He does, remember the dreams that propelled his migration, and he expressed them eloquently: 'I headed north like a peasant with a heavy bundle on his back, bent over, determined to better himself,' he said. 'Other people had things so I thought, Why not me? But now I regret it. Maybe God was punishing me for my illusions.'

'No, Luis,' the interpreter interjected, 'it was just chance, an accident, a car accident.'

In Guatemala City, Dr. Garcs, the public health advocate, said that he was not surprised that, as he had predicted, Mr. Jimnez never received further medical care. 'Thats the usual story of patients that are released from the National Orthopedic Hospital,' he said.

Dr. Garcs called Mr. Jimnezs repatriation 'inhumane.'

'In cases like that, if you cut the medical care, youre hurting that person,' Dr. Garcs said. 'Youre doing just the opposite of what the medical system should do. That goes against every international convention of human rights and health.
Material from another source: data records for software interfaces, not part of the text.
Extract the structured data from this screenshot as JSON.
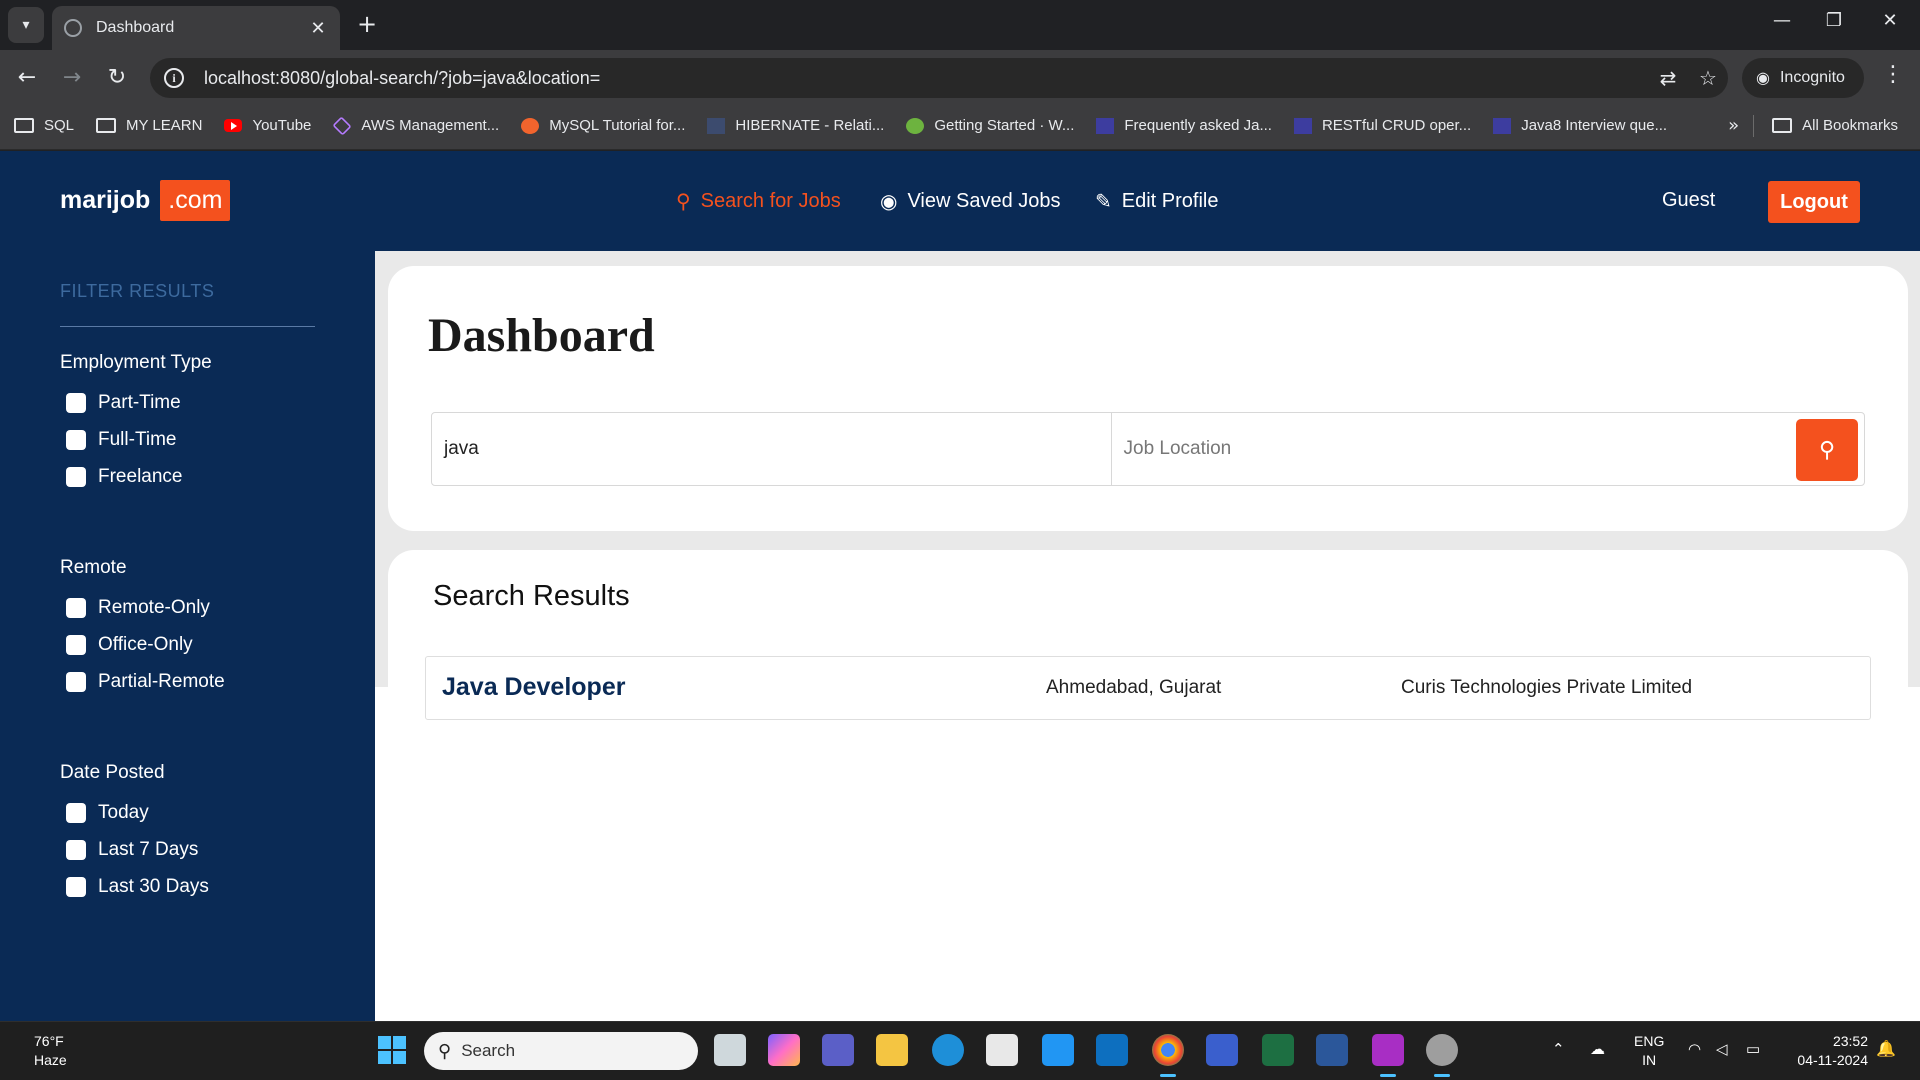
{
  "browser": {
    "tab_title": "Dashboard",
    "url": "localhost:8080/global-search/?job=java&location=",
    "incognito_label": "Incognito",
    "bookmarks": [
      {
        "label": "SQL",
        "icon": "folder-icon"
      },
      {
        "label": "MY LEARN",
        "icon": "folder-icon"
      },
      {
        "label": "YouTube",
        "icon": "youtube-icon"
      },
      {
        "label": "AWS Management...",
        "icon": "aws-icon"
      },
      {
        "label": "MySQL Tutorial for...",
        "icon": "mysql-icon"
      },
      {
        "label": "HIBERNATE - Relati...",
        "icon": "hibernate-icon"
      },
      {
        "label": "Getting Started · W...",
        "icon": "spring-icon"
      },
      {
        "label": "Frequently asked Ja...",
        "icon": "site-icon"
      },
      {
        "label": "RESTful CRUD oper...",
        "icon": "site-icon"
      },
      {
        "label": "Java8 Interview que...",
        "icon": "site-icon"
      }
    ],
    "all_bookmarks_label": "All Bookmarks"
  },
  "app": {
    "brand_name": "marijob",
    "brand_tld": ".com",
    "nav": {
      "search_jobs": "Search for Jobs",
      "saved_jobs": "View Saved Jobs",
      "edit_profile": "Edit Profile"
    },
    "user_label": "Guest",
    "logout_label": "Logout",
    "accent_color": "#f4511e",
    "primary_color": "#0a2a55"
  },
  "sidebar": {
    "title": "FILTER RESULTS",
    "groups": [
      {
        "title": "Employment Type",
        "options": [
          "Part-Time",
          "Full-Time",
          "Freelance"
        ]
      },
      {
        "title": "Remote",
        "options": [
          "Remote-Only",
          "Office-Only",
          "Partial-Remote"
        ]
      },
      {
        "title": "Date Posted",
        "options": [
          "Today",
          "Last 7 Days",
          "Last 30 Days"
        ]
      }
    ]
  },
  "dashboard": {
    "title": "Dashboard",
    "job_query_value": "java",
    "location_placeholder": "Job Location"
  },
  "results": {
    "title": "Search Results",
    "rows": [
      {
        "job": "Java Developer",
        "location": "Ahmedabad, Gujarat",
        "company": "Curis Technologies Private Limited"
      }
    ]
  },
  "taskbar": {
    "temperature": "76°F",
    "condition": "Haze",
    "search_label": "Search",
    "lang_line1": "ENG",
    "lang_line2": "IN",
    "time": "23:52",
    "date": "04-11-2024"
  }
}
To send him to Guatemala was to send him to very poor living and health conditions and probably he will die because of that, and thats not fair.'

Without evaluation, doctors cannot know what potential for rehabilitation or survival Mr. Jimnez possesses.

If Mr. Jimnezs guardian were to prevail in the lawsuit, 'it would be possible to set up a good health care arrangement for him because in private practice we have all types of specialties that he needs,' Dr. Garcs said. 'And transportation could be arranged.' But the case could drag on for years.

On the day of The Timess visit, before Mr. Jimnez ate a lunch of eggs, tortillas and sugar water, Mr. Banks, the lawyer, gave him a present from his cousins in Florida a plastic bag bulging with tube socks, undershirts and oversize sweatpants. Mr. Jimnez fingered the clothing with little interest but when a reporter began to read him the accompanying letter in Spanish, he snatched it excitedly from her hands.

Much to the surprise of his visitors, Mr. Jimnez, despite his brain injury, could read. He smoothed out the yellow legal paper from Mr. Gaspar and began: 'I am sending you some little things. Luis, I hope that you like them.'

At first, Mr. Jimnez read haltingly, then more fluidly. Later, when all his visitors had gone outside, he read the ending aloud again to himself.

'I want to tell you,' he read, 'that we miss you and love you a lot. May God continue to bless you.'

Mr. Jimnez smiled, and repeated, softly, 'May God continue to bless you.'


For some ill migrants, free care has a price
By Daniel Gonzalez
The Arizona Republic (Phoenix), August 3, 2008

When Fidel Delgado arrived at a Catholic hospital in Phoenix in mid-June after a heart attack, doctors performed life-saving bypass surgery, even though Delgado is an undocumented immigrant with no way to pay his medical bills.

Federal law requires hospitals to provide emergency care regardless of immigration status or ability to pay.

But once Delgado had been stabilized, officials at St. Joseph's Hospital and Medical Center faced a serious dilemma: As a hospital certified for acute, or short-term, care, St. Joseph's determined that it couldn't keep Delgado any longer. But the severely diabetic and obese man was still too sick to go home.

Sending Delgado to a rehab facility also was not an option because Medicaid would not pay for the care.

Transferring him to a hospital in Mexico could be traumatic: Delgado, 64, hasn't lived in his native country for more than 40 years.

The decision St. Joseph's would make initially — to send Delgado to Mexico — represents one of the most wrenching policy approaches taken in recent years as part of a state and national crackdown on illegal immigration.
. . .